by Stephanie Smith
July 28, 2017
Church Creek in Annapolis, Maryland, is seen from above on March 20, 2017. More than half of the land area that drains to the waterway is impervious—paved or hardened surfaces like roads, rooftops and parking lots that prevent water from soaking into the ground.
When rainfall or other precipitation flows across impervious surfaces, it can pick up pollutants like motor oil, pet waste, litter and lawn fertilizer and wash them into nearby waterways. In a highly-developed area like the land surrounding Church Creek, the amount of polluted runoff can be overwhelming; in fact, Church Creek is one of the most polluted tributaries of the South River. In addition to polluted stormwater, the creek had also been notorious as a site for illegal dumping.
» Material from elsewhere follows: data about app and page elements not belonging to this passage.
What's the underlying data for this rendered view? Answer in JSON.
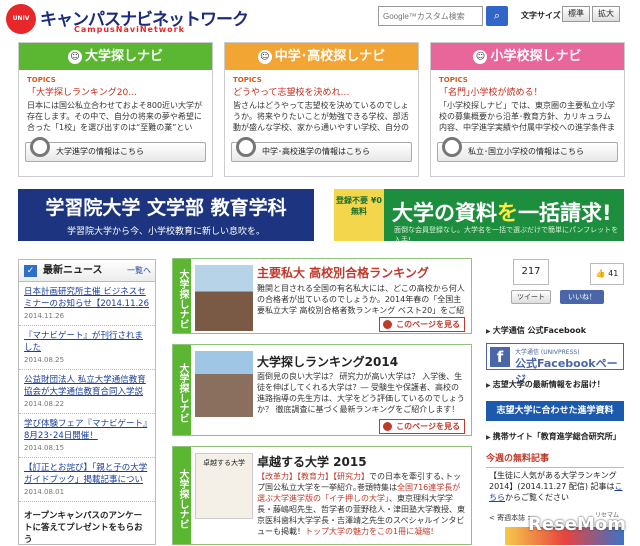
{
  "header": {
    "logo_mark": "UNIV PRESS",
    "logo_title": "キャンパスナビネットワーク",
    "logo_subtitle": "CampusNaviNetwork",
    "search_placeholder": "Google™カスタム検索",
    "search_icon": "search-icon",
    "font_size_label": "文字サイズ",
    "font_standard": "標準",
    "font_large": "拡大"
  },
  "panels": [
    {
      "title": "大学探しナビ",
      "color": "#5bb632",
      "topics_label": "TOPICS",
      "topic_title": "「大学探しランキング20…",
      "body": "日本には国公私立合わせておよそ800近い大学が存在します。その中で、自分の将来の夢や希望に合った「1校」を選び出すのは“至難の業”といっ…",
      "link": "大学進学の情報はこちら"
    },
    {
      "title": "中学･高校探しナビ",
      "color": "#f2a532",
      "topics_label": "TOPICS",
      "topic_title": "どうやって志望校を決めれ…",
      "body": "皆さんはどうやって志望校を決めているのでしょうか。将来やりたいことが勉強できる学校、部活動が盛んな学校、家から通いやすい学校、自分の成績に…",
      "link": "中学･高校進学の情報はこちら"
    },
    {
      "title": "小学校探しナビ",
      "color": "#e8669a",
      "topics_label": "TOPICS",
      "topic_title": "「名門｣小学校が読める！",
      "body": "「小学校探しナビ」では、東京圏の主要私立小学校の募集概要から沿革･教育方針、カリキュラム内容、中学進学実績や付属中学校への進学条件まで、小学…",
      "link": "私立･国立小学校の情報はこちら"
    }
  ],
  "banners": {
    "gakushuin_title": "学習院大学 文学部 教育学科",
    "gakushuin_sub": "学習院大学から今、小学校教育に新しい息吹を。",
    "request_left": "登録不要 ¥0 無料",
    "request_title_a": "大学の資料",
    "request_title_b": "を",
    "request_title_c": "一括請求!",
    "request_sub": "面倒な会員登録なし。大学名を一括で選ぶだけで簡単にパンフレットを入手!"
  },
  "news": {
    "heading": "最新ニュース",
    "more": "一覧へ",
    "items": [
      {
        "title": "日本計画研究所主催 ビジネスセミナーのお知らせ【2014.11.26更新】",
        "date": "2014.11.26"
      },
      {
        "title": "『マナビゲート』が刊行されました",
        "date": "2014.08.25"
      },
      {
        "title": "公益財団法人 私立大学通信教育協会が大学通信教育合同入学説明会を実施",
        "date": "2014.08.22"
      },
      {
        "title": "学び体験フェア『マナビゲート』8月23･24日開催！",
        "date": "2014.08.15"
      },
      {
        "title": "【訂正とお詫び】「親と子の大学ガイドブック」掲載記事について",
        "date": "2014.08.01"
      }
    ],
    "last": "オープンキャンパスのアンケートに答えてプレゼントをもらおう"
  },
  "features": [
    {
      "tab": "大学探しナビ",
      "title": "主要私大 高校別合格ランキング",
      "text": "難関と目される全国の有名私大には、どこの高校から何人の合格者が出ているのでしょうか。2014年春の「全国主要私立大学 高校別合格者数ランキング ベスト20」をご紹介します!",
      "button": "このページを見る"
    },
    {
      "tab": "大学探しナビ",
      "title": "大学探しランキング2014",
      "text": "面倒見の良い大学は？ 研究力が高い大学は？ 入学後、生徒を伸ばしてくれる大学は？― 受験生や保護者、高校の進路指導の先生方は、大学をどう評価しているのでしょうか？ 徹底調査に基づく最新ランキングをご紹介します！",
      "button": "このページを見る"
    },
    {
      "tab": "大学探しナビ",
      "title": "卓越する大学 2015",
      "image_text": "卓越する大学",
      "text_red": "【改革力】【教育力】【研究力】",
      "text": "での日本を牽引する､トップ国公私立大学を一挙紹介｡巻頭特集は",
      "text_red2": "全国716連学長が選ぶ大学進学版の「イチ押しの大学」",
      "text2": "、東京理科大学学長・藤嶋昭先生、哲学者の萱野稔人・津田塾大学教授、東京医科歯科大学学長・吉澤靖之先生のスペシャルインタビューも掲載！",
      "text_red3": "トップ大学の魅力をこの1冊に凝縮！"
    }
  ],
  "social": {
    "share_count": "217",
    "tweet": "ツイート",
    "like_count": "41",
    "like": "いいね！"
  },
  "right": {
    "fb_label": "大学通信 公式Facebook",
    "fb_small": "大学通信 (UNIVPRESS)",
    "fb_big": "公式Facebookページ",
    "news_label": "志望大学の最新情報をお届け！",
    "fit_banner": "志望大学に合わせた進学資料",
    "research_label": "携帯サイト「教育進学総合研究所」",
    "free_heading": "今週の無料記事",
    "free_body": "【生徒に人気がある大学ランキング2014】(2014.11.27 配信) 記事は",
    "free_link": "こちら",
    "free_body_end": "からご覧ください",
    "free_sub": "< 寄週本誌 >",
    "watermark": "ReseMom",
    "watermark_sub": "リセマム"
  }
}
In 2011, the South River Federation kicked off an effort to restore the headwaters of Church Creek. Three years and $1.5 million later, the project area was transformed: a series of small pools slow and filter the stormwater flowing into the creek, and thousands of new plants and trees protect the shoreline from erosion while providing habitat for wildlife. Last year, partners involved in the project returned to the restoration site—now home to a multitude of fish, frogs, turtles and birds—to celebrate its progress.
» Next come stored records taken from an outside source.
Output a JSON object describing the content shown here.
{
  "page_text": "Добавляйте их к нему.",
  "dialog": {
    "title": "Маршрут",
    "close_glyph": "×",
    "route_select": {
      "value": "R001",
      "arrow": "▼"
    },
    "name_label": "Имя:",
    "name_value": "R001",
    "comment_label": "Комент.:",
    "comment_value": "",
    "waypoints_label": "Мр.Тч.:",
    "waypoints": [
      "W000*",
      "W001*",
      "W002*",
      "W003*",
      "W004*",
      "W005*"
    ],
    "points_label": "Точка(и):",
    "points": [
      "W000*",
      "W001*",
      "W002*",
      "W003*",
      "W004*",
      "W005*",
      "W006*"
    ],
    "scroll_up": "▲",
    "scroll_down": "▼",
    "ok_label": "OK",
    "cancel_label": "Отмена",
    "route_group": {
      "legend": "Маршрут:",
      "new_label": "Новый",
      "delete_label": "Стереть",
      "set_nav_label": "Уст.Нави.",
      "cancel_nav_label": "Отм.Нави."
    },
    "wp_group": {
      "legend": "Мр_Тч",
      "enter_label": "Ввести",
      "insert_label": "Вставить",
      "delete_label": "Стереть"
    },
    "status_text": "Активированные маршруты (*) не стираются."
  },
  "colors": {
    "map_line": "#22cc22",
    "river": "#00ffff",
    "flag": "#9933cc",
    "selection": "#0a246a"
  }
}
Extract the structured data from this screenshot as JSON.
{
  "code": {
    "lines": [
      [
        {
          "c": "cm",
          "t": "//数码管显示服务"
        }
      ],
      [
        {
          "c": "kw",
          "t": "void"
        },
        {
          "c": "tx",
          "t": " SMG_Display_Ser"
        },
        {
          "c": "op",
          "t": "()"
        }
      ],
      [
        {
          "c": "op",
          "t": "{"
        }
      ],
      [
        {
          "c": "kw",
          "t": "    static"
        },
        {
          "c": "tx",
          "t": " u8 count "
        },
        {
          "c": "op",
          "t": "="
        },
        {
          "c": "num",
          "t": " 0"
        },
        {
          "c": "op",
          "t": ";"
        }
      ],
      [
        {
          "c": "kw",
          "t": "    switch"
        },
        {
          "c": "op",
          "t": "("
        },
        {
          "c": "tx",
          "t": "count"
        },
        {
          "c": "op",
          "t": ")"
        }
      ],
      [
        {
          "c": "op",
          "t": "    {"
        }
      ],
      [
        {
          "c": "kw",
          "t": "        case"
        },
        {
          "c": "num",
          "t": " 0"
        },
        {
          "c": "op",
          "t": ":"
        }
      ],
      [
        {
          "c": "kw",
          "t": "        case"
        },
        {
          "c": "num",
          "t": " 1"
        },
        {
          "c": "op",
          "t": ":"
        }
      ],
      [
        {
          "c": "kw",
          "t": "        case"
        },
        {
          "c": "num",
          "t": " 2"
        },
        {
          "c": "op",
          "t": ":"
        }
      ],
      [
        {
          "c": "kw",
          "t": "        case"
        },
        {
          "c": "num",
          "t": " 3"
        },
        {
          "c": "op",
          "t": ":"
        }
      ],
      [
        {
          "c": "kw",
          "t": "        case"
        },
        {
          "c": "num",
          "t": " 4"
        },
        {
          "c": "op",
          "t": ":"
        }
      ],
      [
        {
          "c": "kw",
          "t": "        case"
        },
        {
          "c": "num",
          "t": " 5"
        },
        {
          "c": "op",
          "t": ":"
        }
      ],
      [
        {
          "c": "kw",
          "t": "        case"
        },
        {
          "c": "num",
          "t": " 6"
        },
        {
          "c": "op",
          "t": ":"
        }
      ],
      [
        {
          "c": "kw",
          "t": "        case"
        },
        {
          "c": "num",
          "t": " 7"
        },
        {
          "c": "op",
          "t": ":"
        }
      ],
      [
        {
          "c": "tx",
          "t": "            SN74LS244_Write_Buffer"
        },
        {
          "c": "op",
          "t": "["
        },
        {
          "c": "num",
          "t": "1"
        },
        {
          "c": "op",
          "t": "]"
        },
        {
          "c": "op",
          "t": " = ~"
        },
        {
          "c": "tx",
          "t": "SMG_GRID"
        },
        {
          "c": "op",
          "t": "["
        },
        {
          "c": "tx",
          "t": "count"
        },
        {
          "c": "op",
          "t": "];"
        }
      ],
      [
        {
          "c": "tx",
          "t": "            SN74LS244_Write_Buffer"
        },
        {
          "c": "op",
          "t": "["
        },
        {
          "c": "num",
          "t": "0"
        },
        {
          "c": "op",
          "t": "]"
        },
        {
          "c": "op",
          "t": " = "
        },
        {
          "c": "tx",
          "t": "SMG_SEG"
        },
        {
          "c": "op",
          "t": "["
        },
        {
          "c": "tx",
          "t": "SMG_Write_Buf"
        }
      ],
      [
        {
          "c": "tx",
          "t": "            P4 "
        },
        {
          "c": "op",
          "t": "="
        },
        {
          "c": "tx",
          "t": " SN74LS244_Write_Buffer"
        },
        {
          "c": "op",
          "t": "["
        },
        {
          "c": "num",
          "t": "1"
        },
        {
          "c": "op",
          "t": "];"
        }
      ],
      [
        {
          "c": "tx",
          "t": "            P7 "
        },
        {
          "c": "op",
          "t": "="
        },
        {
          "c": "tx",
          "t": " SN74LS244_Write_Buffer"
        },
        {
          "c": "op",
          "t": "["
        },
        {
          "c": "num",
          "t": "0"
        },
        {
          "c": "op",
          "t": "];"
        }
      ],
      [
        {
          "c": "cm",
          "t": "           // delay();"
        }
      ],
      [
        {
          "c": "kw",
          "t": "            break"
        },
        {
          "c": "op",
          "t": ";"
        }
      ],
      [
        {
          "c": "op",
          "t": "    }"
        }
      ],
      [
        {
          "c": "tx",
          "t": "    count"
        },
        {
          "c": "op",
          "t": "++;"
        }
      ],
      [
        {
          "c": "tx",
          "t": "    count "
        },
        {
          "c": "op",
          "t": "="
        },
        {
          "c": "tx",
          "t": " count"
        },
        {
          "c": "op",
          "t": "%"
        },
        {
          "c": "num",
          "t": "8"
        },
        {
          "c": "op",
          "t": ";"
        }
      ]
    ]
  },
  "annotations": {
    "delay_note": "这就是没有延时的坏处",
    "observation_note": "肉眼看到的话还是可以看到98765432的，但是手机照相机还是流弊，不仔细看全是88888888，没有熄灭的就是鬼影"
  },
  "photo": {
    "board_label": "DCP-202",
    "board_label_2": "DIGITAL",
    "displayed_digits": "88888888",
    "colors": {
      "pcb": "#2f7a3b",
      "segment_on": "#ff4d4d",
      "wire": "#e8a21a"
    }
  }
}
Learn more about the Church Creek Headwaters Restoration project.